    And really, I can’t bring myself to regret that I haven’t done better this year, when I could just as easily be looking at another new year thinking “I really should quit smoking and get in shape”. And now, the goals for 2007 are simple; run 1000km, run a half marathon and otherwise continue with THE PROJECT ™.

    A couple of nice people encouraged me in my goal to do the half at the Melbourne Marathon next year. Gosh you are all lovely. Thank you.

    So that, along with the questionnaire for my new coach, I have been thinking a bit about goals in the short and medium term. So I thought I would share them here and see how I go:

    1. run the last two SiS and hopefully improve my times at each
    2. Races wise, spend the summer doing 5km, 8km and 10km races about once every month to 6 weeks so that I always have something to look forward to while I try to consolidate my training and improve some of my times
    3. Increase my mileage every month
    4. Break 7min/km pace
    5. Break 6min/km pace
    6. Run the R4TK in April
    7. Train towards my first half sometime in April, May, June, July
    8. Run 10K in under 52 min (this is my only real remaining PB from when I used to run)
    9. Run the half at the Melbourne Marathon and hopefully work towards a full in 2008

    It’s all a but full on in my head to be thinking about these things, but I remind myself that this time next year I will have been hopefully running regularly for 18 months.

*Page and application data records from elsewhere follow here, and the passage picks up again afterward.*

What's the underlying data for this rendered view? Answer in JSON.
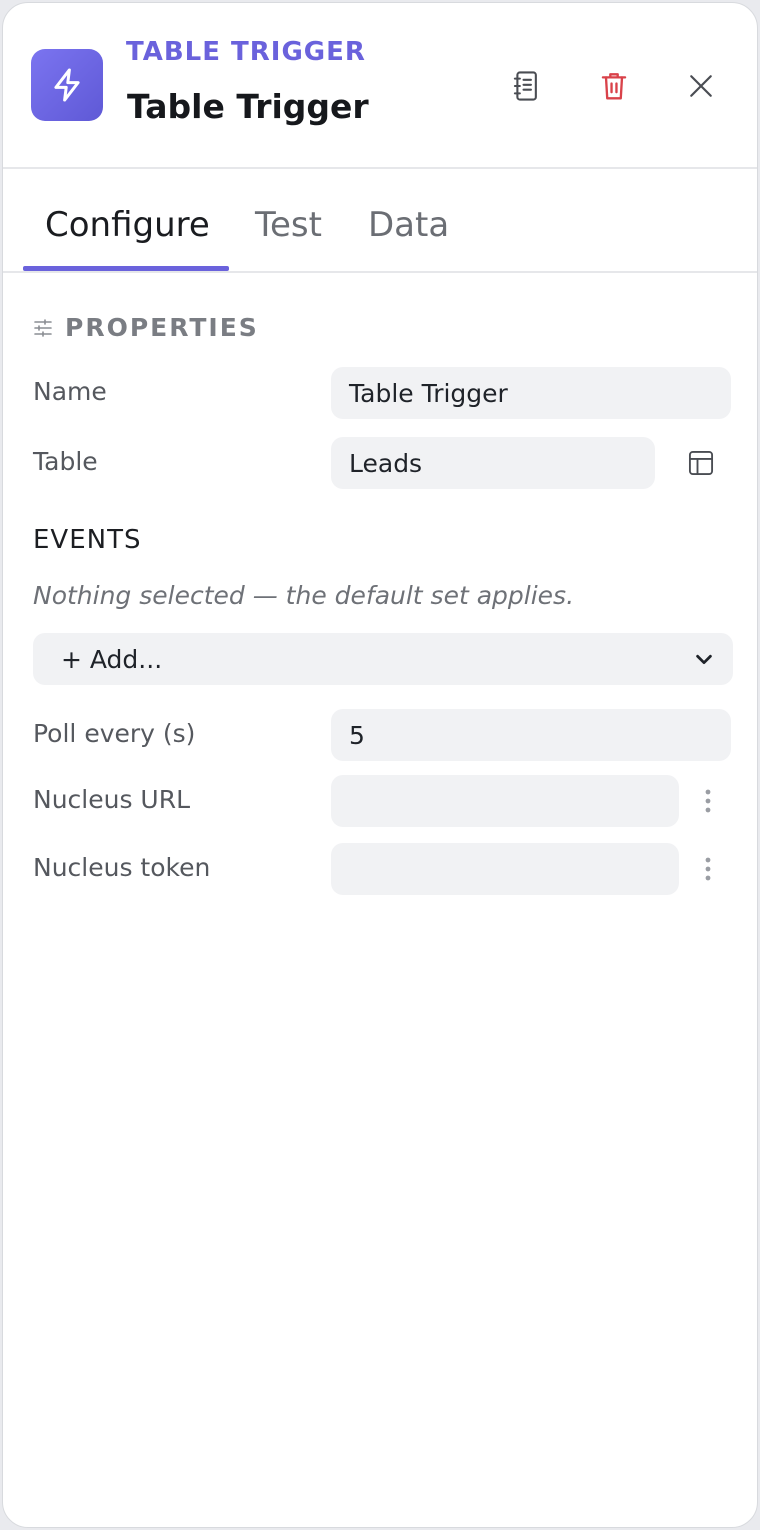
{
  "header": {
    "node_kind": "TABLE TRIGGER",
    "node_title": "Table Trigger",
    "icons": {
      "node": "lightning-bolt-icon",
      "notes": "notebook-icon",
      "delete": "trash-icon",
      "close": "close-icon"
    },
    "colors": {
      "accent": "#6a62dc",
      "danger": "#d9424a"
    }
  },
  "tabs": [
    {
      "label": "Configure",
      "active": true
    },
    {
      "label": "Test",
      "active": false
    },
    {
      "label": "Data",
      "active": false
    }
  ],
  "properties": {
    "section_title": "PROPERTIES",
    "name": {
      "label": "Name",
      "value": "Table Trigger"
    },
    "table": {
      "label": "Table",
      "value": "Leads",
      "icon": "table-icon"
    }
  },
  "events": {
    "title": "EVENTS",
    "hint": "Nothing selected — the default set applies.",
    "add_label": "+ Add..."
  },
  "fields": {
    "poll": {
      "label": "Poll every (s)",
      "value": "5"
    },
    "nucleus_url": {
      "label": "Nucleus URL",
      "value": ""
    },
    "nucleus_token": {
      "label": "Nucleus token",
      "value": ""
    }
  }
}
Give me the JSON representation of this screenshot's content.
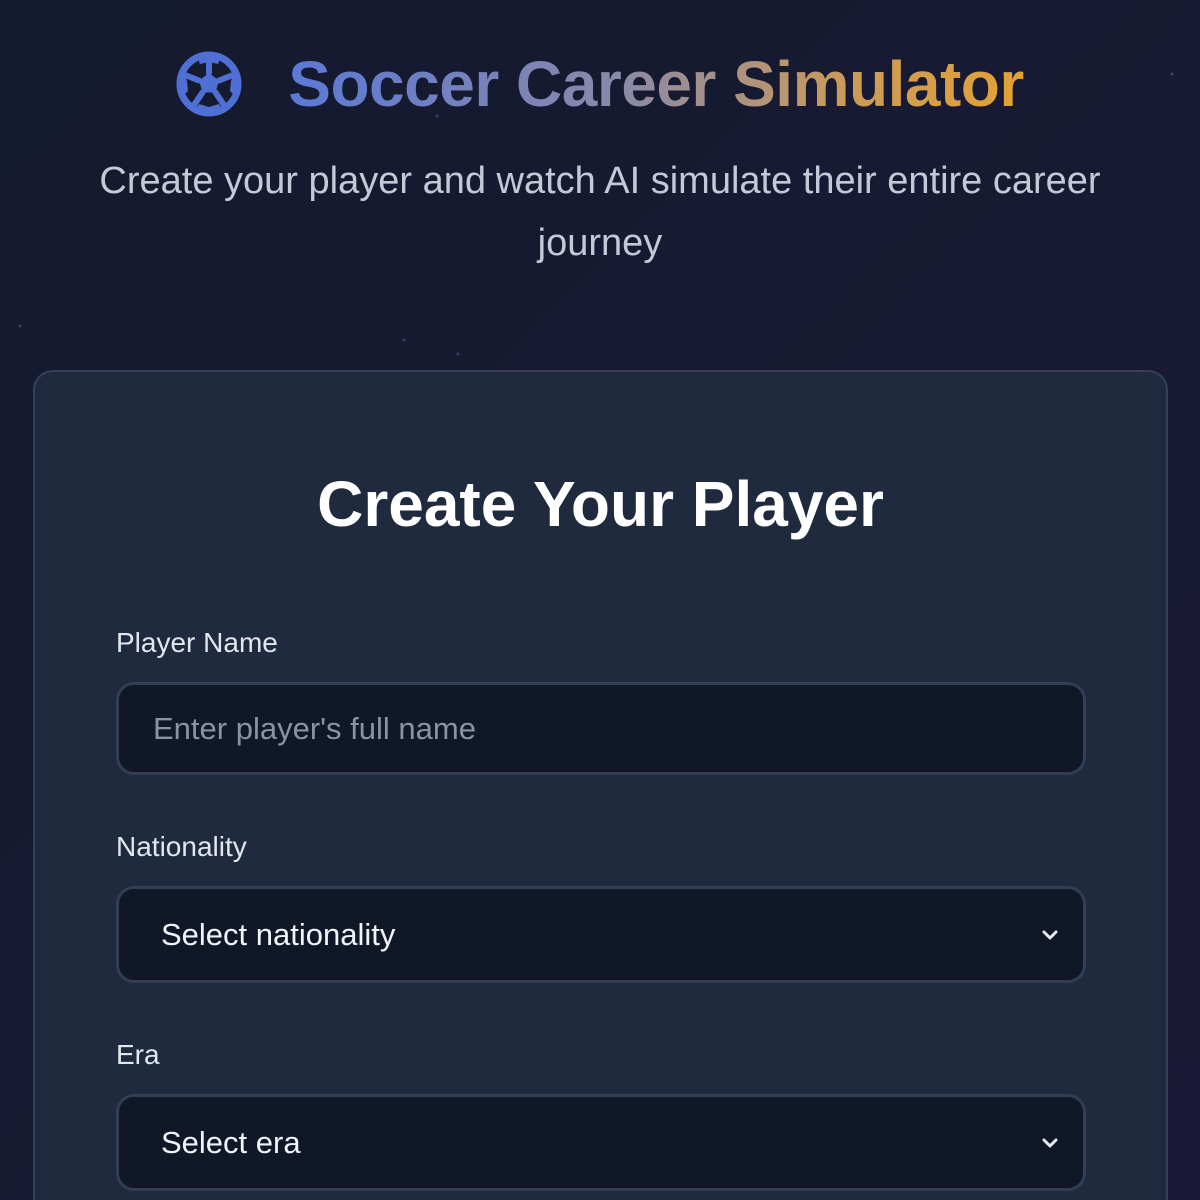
{
  "header": {
    "logo_icon": "soccer-ball-icon",
    "title": "Soccer Career Simulator",
    "subtitle": "Create your player and watch AI simulate their entire career journey",
    "title_gradient": [
      "#5b79d6",
      "#8a89a8",
      "#e3a234"
    ]
  },
  "card": {
    "title": "Create Your Player",
    "fields": {
      "player_name": {
        "label": "Player Name",
        "placeholder": "Enter player's full name",
        "value": ""
      },
      "nationality": {
        "label": "Nationality",
        "selected": "Select nationality",
        "icon": "chevron-down-icon"
      },
      "era": {
        "label": "Era",
        "selected": "Select era",
        "icon": "chevron-down-icon"
      }
    }
  },
  "colors": {
    "background": "#161b31",
    "card_background": "#1f2a3e",
    "input_background": "#101828",
    "accent_blue": "#4f6fd4",
    "accent_gold": "#e3a234"
  }
}
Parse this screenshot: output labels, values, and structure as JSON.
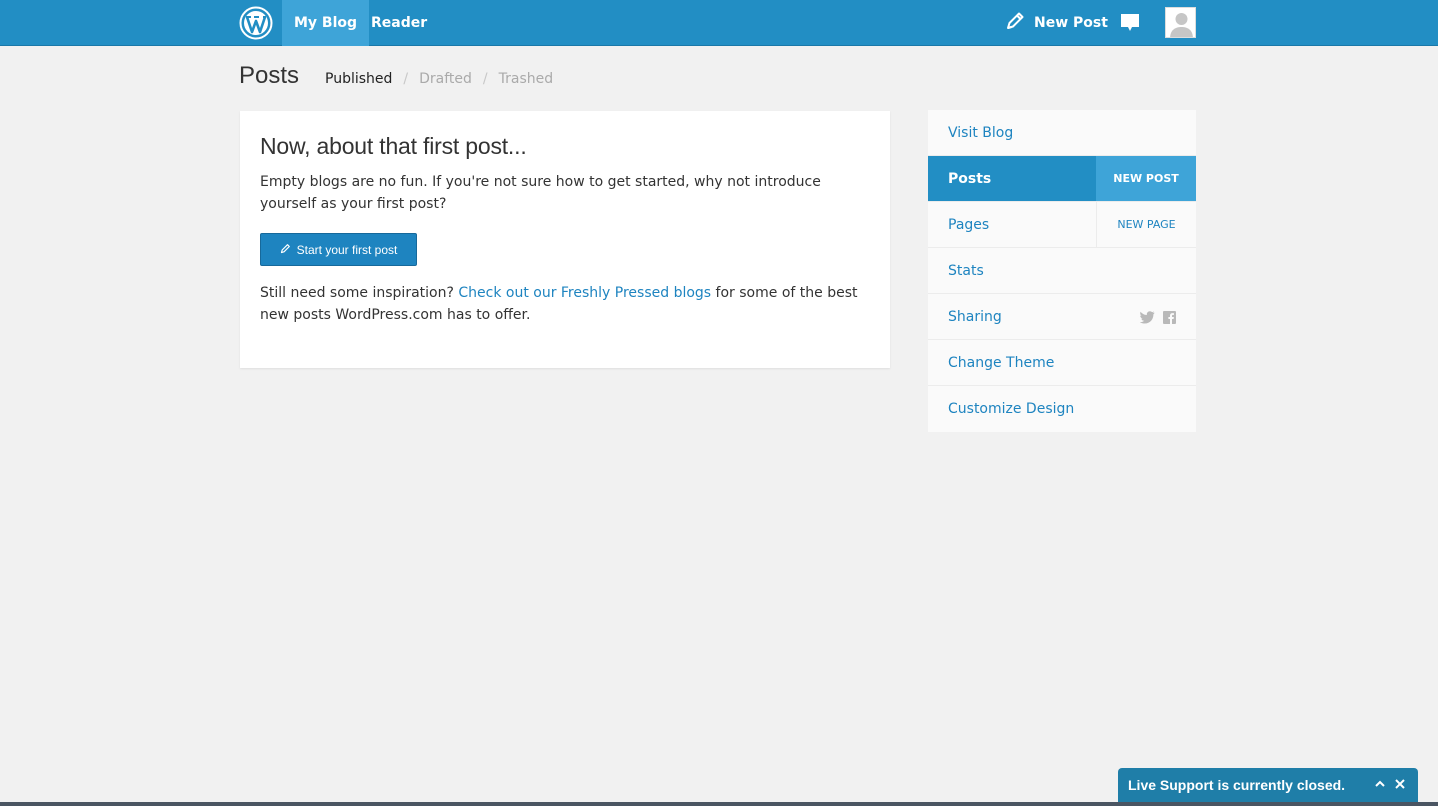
{
  "topbar": {
    "tabs": [
      {
        "label": "My Blog",
        "active": true
      },
      {
        "label": "Reader",
        "active": false
      }
    ],
    "new_post_label": "New Post",
    "colors": {
      "bar": "#228ec4",
      "active_tab": "#3ea4d8"
    }
  },
  "header": {
    "title": "Posts",
    "filters": [
      {
        "label": "Published",
        "active": true
      },
      {
        "label": "Drafted",
        "active": false
      },
      {
        "label": "Trashed",
        "active": false
      }
    ],
    "separator": "/"
  },
  "card": {
    "heading": "Now, about that first post...",
    "text": "Empty blogs are no fun. If you're not sure how to get started, why not introduce yourself as your first post?",
    "button_label": "Start your first post",
    "inspire_before": "Still need some inspiration? ",
    "inspire_link": "Check out our Freshly Pressed blogs",
    "inspire_after": " for some of the best new posts WordPress.com has to offer."
  },
  "sidebar": {
    "items": [
      {
        "label": "Visit Blog",
        "action": ""
      },
      {
        "label": "Posts",
        "action": "NEW POST",
        "active": true
      },
      {
        "label": "Pages",
        "action": "NEW PAGE"
      },
      {
        "label": "Stats",
        "action": ""
      },
      {
        "label": "Sharing",
        "action": "",
        "icons": [
          "twitter-icon",
          "facebook-icon"
        ]
      },
      {
        "label": "Change Theme",
        "action": ""
      },
      {
        "label": "Customize Design",
        "action": ""
      }
    ]
  },
  "live_support": {
    "label": "Live Support is currently closed."
  }
}
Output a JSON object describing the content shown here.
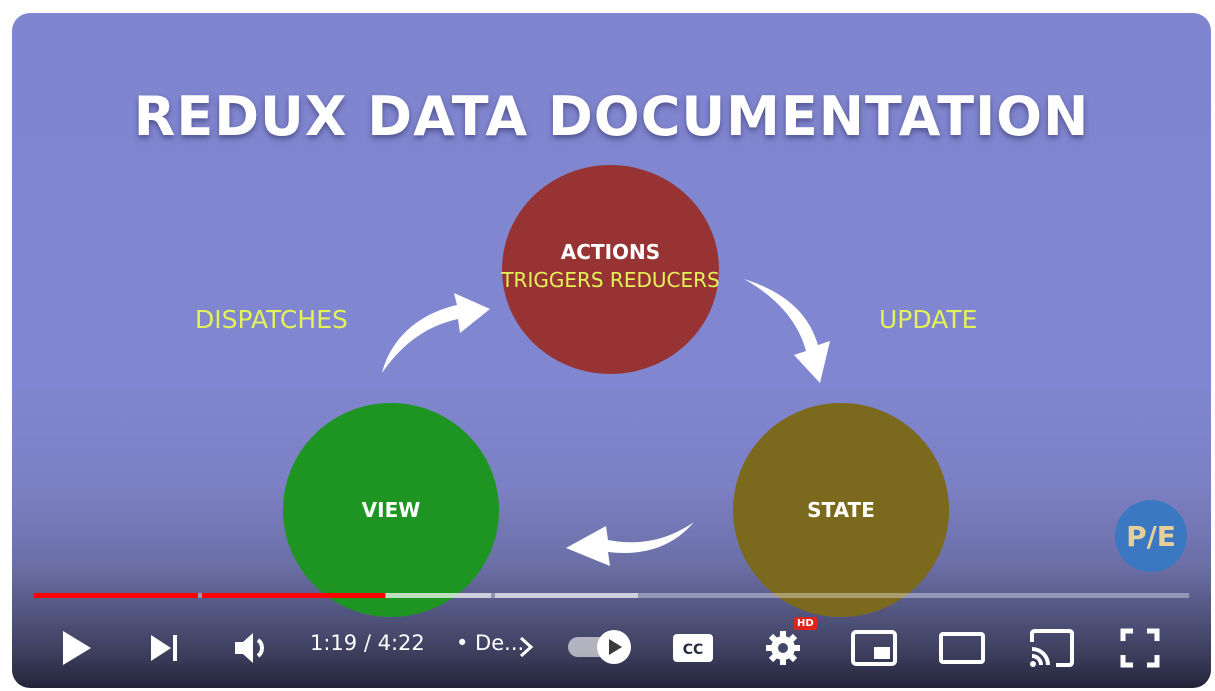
{
  "video": {
    "title": "REDUX DATA DOCUMENTATION",
    "diagram": {
      "actions_label": "ACTIONS",
      "actions_sub": "TRIGGERS REDUCERS",
      "view_label": "VIEW",
      "state_label": "STATE",
      "dispatches_label": "DISPATCHES",
      "update_label": "UPDATE"
    },
    "channel_badge": "P/E"
  },
  "colors": {
    "actions": "#973433",
    "view": "#1e9522",
    "state": "#7b691d",
    "highlight_text": "#e4f25a",
    "progress_played": "#ff0000"
  },
  "player": {
    "current_time": "1:19",
    "duration": "4:22",
    "time_display": "1:19 / 4:22",
    "chapter_title": "• De...",
    "progress_played_fraction": 0.3,
    "autoplay": true,
    "quality_badge": "HD",
    "icons": [
      "play-icon",
      "next-icon",
      "volume-icon",
      "chevron-right-icon",
      "autoplay-toggle",
      "cc-icon",
      "settings-icon",
      "miniplayer-icon",
      "theater-icon",
      "cast-icon",
      "fullscreen-icon"
    ],
    "cc_label": "CC"
  }
}
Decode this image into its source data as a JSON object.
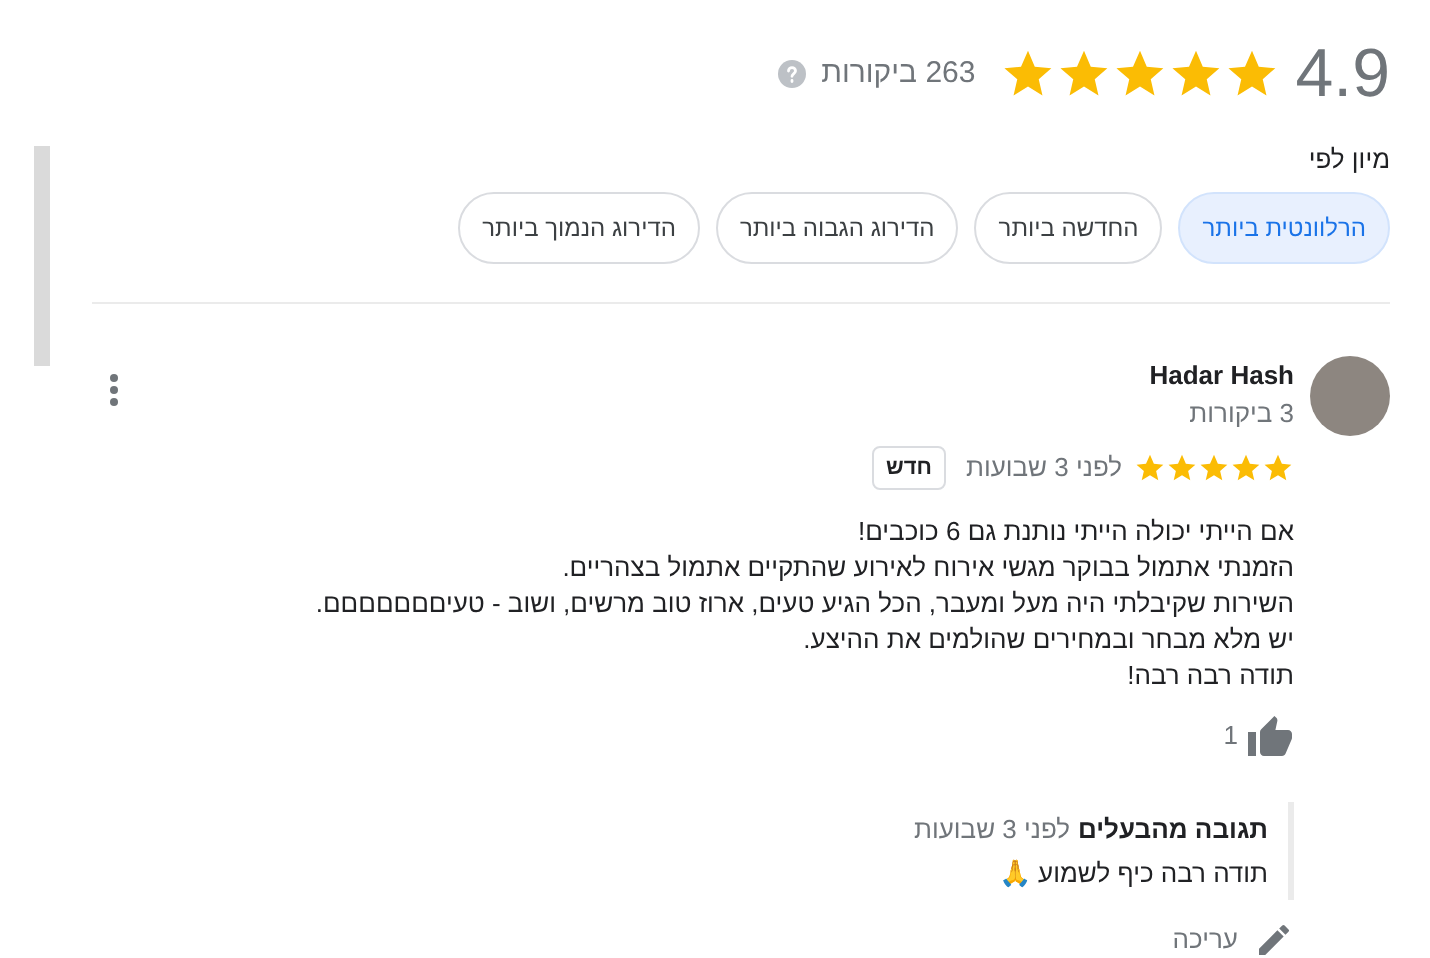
{
  "summary": {
    "rating": "4.9",
    "stars": 5,
    "count": "263 ביקורות"
  },
  "sort": {
    "label": "מיון לפי",
    "options": [
      {
        "label": "הרלוונטית ביותר",
        "selected": true
      },
      {
        "label": "החדשה ביותר",
        "selected": false
      },
      {
        "label": "הדירוג הגבוה ביותר",
        "selected": false
      },
      {
        "label": "הדירוג הנמוך ביותר",
        "selected": false
      }
    ]
  },
  "review": {
    "author": "Hadar Hash",
    "author_reviews": "3 ביקורות",
    "stars": 5,
    "time": "לפני 3 שבועות",
    "badge": "חדש",
    "lines": [
      "אם הייתי יכולה הייתי נותנת גם 6 כוכבים!",
      "הזמנתי אתמול בבוקר מגשי אירוח לאירוע שהתקיים אתמול בצהריים.",
      "השירות שקיבלתי היה מעל ומעבר, הכל הגיע טעים, ארוז טוב מרשים, ושוב - טעיםםםםםםם.",
      "יש מלא מבחר ובמחירים שהולמים את ההיצע.",
      "תודה רבה רבה!"
    ],
    "likes": "1",
    "reply": {
      "title": "תגובה מהבעלים",
      "time": "לפני 3 שבועות",
      "text": "תודה רבה כיף לשמוע 🙏"
    },
    "edit": "עריכה"
  }
}
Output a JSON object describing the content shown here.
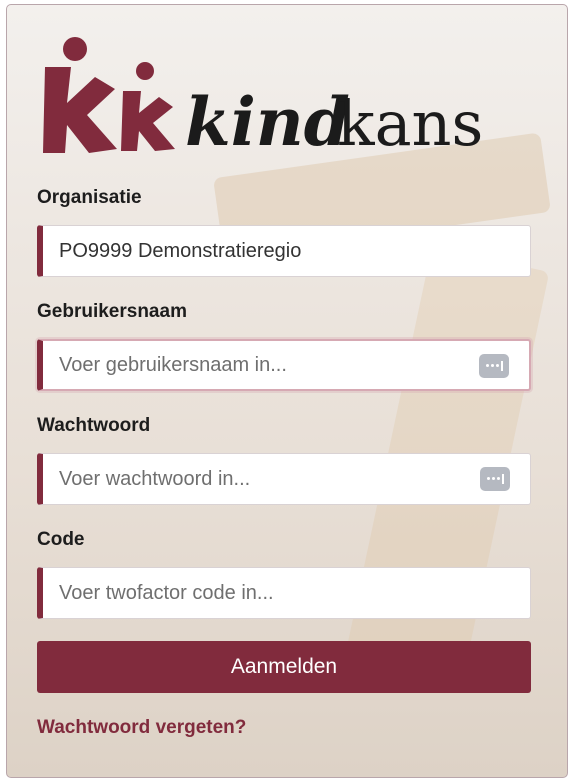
{
  "brand": {
    "logo_text_bold": "kind",
    "logo_text_light": "kans",
    "accent_color": "#812b3d"
  },
  "form": {
    "organisatie": {
      "label": "Organisatie",
      "value": "PO9999 Demonstratieregio"
    },
    "gebruikersnaam": {
      "label": "Gebruikersnaam",
      "placeholder": "Voer gebruikersnaam in...",
      "icon": "password-manager-icon"
    },
    "wachtwoord": {
      "label": "Wachtwoord",
      "placeholder": "Voer wachtwoord in...",
      "icon": "password-manager-icon"
    },
    "code": {
      "label": "Code",
      "placeholder": "Voer twofactor code in..."
    },
    "submit_label": "Aanmelden",
    "forgot_label": "Wachtwoord vergeten?"
  }
}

I have already been running for less than 6 months and in that time, I have gone from running for 60 seconds at a time, to running for 80mins at a time. None of these goals are set in stone except for the short term ones.

    But I am a methodical bugger so it helps me to know where I intend to be heading in the longer term. This is pretty motivating for me rather than just heading out to tool around the streets every now and then aimlessly.

    So I have set a reward for finishing the C25K which should take place in about 3 weeks – which is buying an mp3 player that is suitable for using while exercising. The only thing is that my friends have kindly offered to go to a discount sale tomorrow to buy me one at discounted pricing.

    I just know that Hub is going to argue that it should stay in its box for another couple of weeks, but I can’t see that happening. So I am reorienting my reward system and saying that my mp3 player is actually a necessary tool for running, much like good socks or my cool new asics. Therefore it is senseless to consider it a reward – just as you wouldn’t delay buying prescription medicine until you had completed some arbitrary illness-related task.

    So, I appear to have convinced myself that this whole MP3 player as reward scheme has been frightfully ill-considered. Thank heavens that I arrested this dangerous slide into lunacy early enough!! We can only hope that no damage has been caused by my flagrant delay!

    Many might think that given this grave error I might be shy about setting future rewards, lest I make a similar miscalculation. But I am a firm believer in getting right back on the horse, so I can only move on to setting my next goal and reward. While some might sneeringly suggest that this reward business is just a shameless ploy to validate my own desire to buy cool technology when I should be paying off my credit card, I believe it plays a vital practical and psychological role in my training regime.

    So my next reward will be a beautiful Garmin Forerunner 205 which will be awarded upon the completion of my first fun run. It is true that I did fully intend to buy myself one with my tax return anyway, but now it is clear that this impulse is not just a grab for cool gadgets, but an integral part of the getting buff(TM) program. Plus Hub says that I aren’t allowed to get it until he gets the new gadget that he has had his eye on for 12 months or so. So two months gives him plenty of time to get his act together.